• [Goal of the exercise] Word for word, restate the line containing "Parse this screenshot: output" and all the lines that come after it in the entries below. Include nothing from before it.

#####

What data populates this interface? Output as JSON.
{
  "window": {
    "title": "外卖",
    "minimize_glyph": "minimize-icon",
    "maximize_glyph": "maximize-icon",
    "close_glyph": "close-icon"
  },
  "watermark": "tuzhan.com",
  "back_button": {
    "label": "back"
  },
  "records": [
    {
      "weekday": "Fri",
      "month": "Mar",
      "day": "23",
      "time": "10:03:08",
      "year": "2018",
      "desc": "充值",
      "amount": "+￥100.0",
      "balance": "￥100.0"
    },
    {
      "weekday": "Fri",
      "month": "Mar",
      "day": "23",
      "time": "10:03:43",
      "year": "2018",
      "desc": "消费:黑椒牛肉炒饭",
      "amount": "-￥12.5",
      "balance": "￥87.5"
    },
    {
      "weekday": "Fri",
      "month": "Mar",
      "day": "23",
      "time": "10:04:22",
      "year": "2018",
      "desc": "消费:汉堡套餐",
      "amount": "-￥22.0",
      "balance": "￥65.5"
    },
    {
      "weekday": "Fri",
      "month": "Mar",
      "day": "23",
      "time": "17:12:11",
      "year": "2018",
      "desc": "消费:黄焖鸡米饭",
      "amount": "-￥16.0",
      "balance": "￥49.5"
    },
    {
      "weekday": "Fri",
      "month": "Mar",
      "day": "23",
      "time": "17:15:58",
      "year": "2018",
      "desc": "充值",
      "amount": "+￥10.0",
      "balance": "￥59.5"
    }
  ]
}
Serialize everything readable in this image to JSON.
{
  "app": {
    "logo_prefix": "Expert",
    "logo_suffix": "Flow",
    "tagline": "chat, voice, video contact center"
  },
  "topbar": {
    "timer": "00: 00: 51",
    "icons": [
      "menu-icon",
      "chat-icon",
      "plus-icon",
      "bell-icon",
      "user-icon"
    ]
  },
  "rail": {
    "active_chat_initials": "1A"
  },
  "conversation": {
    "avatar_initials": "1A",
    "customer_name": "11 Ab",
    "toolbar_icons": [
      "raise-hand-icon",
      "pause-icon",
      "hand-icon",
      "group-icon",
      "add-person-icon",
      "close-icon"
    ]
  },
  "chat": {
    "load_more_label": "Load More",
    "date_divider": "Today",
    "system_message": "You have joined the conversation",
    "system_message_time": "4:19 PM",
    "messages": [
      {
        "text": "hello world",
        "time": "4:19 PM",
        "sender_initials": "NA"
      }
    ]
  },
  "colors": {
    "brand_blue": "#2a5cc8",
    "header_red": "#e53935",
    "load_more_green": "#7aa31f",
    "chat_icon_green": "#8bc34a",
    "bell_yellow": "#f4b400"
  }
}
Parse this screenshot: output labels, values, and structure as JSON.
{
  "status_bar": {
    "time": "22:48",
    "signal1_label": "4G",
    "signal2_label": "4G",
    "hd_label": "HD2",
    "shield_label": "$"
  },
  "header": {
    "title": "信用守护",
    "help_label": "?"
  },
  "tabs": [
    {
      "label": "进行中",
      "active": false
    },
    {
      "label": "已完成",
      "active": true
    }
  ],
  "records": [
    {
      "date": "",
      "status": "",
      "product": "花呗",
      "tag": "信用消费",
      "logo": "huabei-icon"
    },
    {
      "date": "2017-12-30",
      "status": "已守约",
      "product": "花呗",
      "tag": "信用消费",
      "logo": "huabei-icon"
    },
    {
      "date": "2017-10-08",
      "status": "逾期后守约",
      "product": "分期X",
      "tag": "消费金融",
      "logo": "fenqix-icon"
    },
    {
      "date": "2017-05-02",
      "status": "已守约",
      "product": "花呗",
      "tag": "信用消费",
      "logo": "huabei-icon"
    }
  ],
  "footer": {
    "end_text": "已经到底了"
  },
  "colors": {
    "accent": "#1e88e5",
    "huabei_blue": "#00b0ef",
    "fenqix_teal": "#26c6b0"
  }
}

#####

• [Answer box]
Parse this screenshot: output labels, values, and structure as JSON.
{
  "status_bar": {
    "time": "22:48",
    "signal1_label": "4G",
    "signal2_label": "4G",
    "hd_label": "HD2",
    "shield_label": "$"
  },
  "header": {
    "title": "信用守护",
    "help_label": "?"
  },
  "tabs": [
    {
      "label": "进行中",
      "active": false
    },
    {
      "label": "已完成",
      "active": true
    }
  ],
  "records": [
    {
      "date": "",
      "status": "",
      "product": "花呗",
      "tag": "信用消费",
      "logo": "huabei-icon"
    },
    {
      "date": "2017-12-30",
      "status": "已守约",
      "product": "花呗",
      "tag": "信用消费",
      "logo": "huabei-icon"
    },
    {
      "date": "2017-10-08",
      "status": "逾期后守约",
      "product": "分期X",
      "tag": "消费金融",
      "logo": "fenqix-icon"
    },
    {
      "date": "2017-05-02",
      "status": "已守约",
      "product": "花呗",
      "tag": "信用消费",
      "logo": "huabei-icon"
    }
  ],
  "footer": {
    "end_text": "已经到底了"
  },
  "colors": {
    "accent": "#1e88e5",
    "huabei_blue": "#00b0ef",
    "fenqix_teal": "#26c6b0"
  }
}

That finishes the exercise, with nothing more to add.